The polling stations are slowly closing in Kenya in a so-far largely peaceful day. This is a critical election in one of the most technically-advanced countries in sub-Saharan Africa with many monitoring efforts underway as #kenyadecides (to use the Twitter hashtag of choice). While many predict that is going to be a run-off election, we wanted to give a 'rundown' of all the cool tech used that we are watching:
1. The IEBC, the Kenyan Election Commission, put up (with some help from Google) an interactive map and SMS service for people to find their voter registration stations, registration status, and polling station on election day. It also includes a candidate finder. While the map has some usability issues, it's become a very useful resource for citizens that only can be improved upon. It's a model for other independent election commissions that is commendable. IEBC's Facebook Page is also worth watching. Incidentally, by all accounts, the IEBC so far has done a great job providing security and ballots; it's also been very responsive to incident reports from both systematic election monitoring organizations and citizen reporting efforts. No small feat given the enormous voter turnout. READ MORE »
The twitterverse is no stranger to hashtag-calls-for-action, spanning from #free an arrested activist to #stop a particular piece of legislation from moving forward. The most well-known example of a hashtag campaign was the one to stop SOPA and PIPA legislations in the United States. Despite the lack of coverage of these proposed laws on traditional media, mobilization spurred through social media was effective to build a full-on campaign that ended up stopping the passage of this legislation. Recently, NGOs and other civil society actors have been trying to capitalize on this success to try and stop the passage of other internet-restrictive laws, such as in Malaysia (#Stop114A) and in Jordan (#BlackoutJo).
While the revisions to section 114a in Malaysia’s Evidence Act and the proposed amendment to the Press and Publication Law in Jordan are alive and well, the online mobilizations to stop them can still teach us some valuable lessons in use of social media in the campaigns. READ MORE »
NDItech is on the ground in Charlotte, North Caroline for our International Leaders Forum at the Democratic National Convention, the quadrennial political extravaganza for the Democratic Party. NDI has been bringing international visitors to these showpieces of American democracy since 1984. This year we have 300+ guests from over one hundred countries who will observe and learn from the big show.
The NDITech team is on the ground tweeting (@NDItech) and liveblogging.

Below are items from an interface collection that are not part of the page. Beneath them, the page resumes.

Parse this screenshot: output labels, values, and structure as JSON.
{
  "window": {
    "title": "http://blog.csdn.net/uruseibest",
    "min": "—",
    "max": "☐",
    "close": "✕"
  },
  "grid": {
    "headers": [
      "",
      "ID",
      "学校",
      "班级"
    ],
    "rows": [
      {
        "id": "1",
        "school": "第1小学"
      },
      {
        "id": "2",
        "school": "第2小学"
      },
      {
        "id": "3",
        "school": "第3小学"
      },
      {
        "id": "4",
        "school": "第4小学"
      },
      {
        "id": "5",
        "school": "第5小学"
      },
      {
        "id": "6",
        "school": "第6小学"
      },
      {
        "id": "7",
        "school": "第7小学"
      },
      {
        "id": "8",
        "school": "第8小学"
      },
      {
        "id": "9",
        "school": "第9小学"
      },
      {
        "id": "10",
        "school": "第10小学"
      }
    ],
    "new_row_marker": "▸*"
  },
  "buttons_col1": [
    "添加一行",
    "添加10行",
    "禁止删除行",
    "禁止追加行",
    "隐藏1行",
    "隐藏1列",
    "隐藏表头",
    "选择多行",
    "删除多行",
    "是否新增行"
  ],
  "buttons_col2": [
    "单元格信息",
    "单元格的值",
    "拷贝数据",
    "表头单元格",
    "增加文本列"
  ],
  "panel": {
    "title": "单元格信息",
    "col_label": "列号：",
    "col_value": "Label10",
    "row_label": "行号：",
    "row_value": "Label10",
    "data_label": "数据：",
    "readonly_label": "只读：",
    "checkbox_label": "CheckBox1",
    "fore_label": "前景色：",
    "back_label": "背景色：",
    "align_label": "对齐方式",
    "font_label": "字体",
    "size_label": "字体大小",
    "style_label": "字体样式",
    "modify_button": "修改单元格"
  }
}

Here are some recaps of panels and sessions:
ILF has now concluded, but you can follow the Twitter conversations on #ILFNDI and read the recaps above linked through NDI.org/ilf. We will be posting the full video of the events as soon as possible.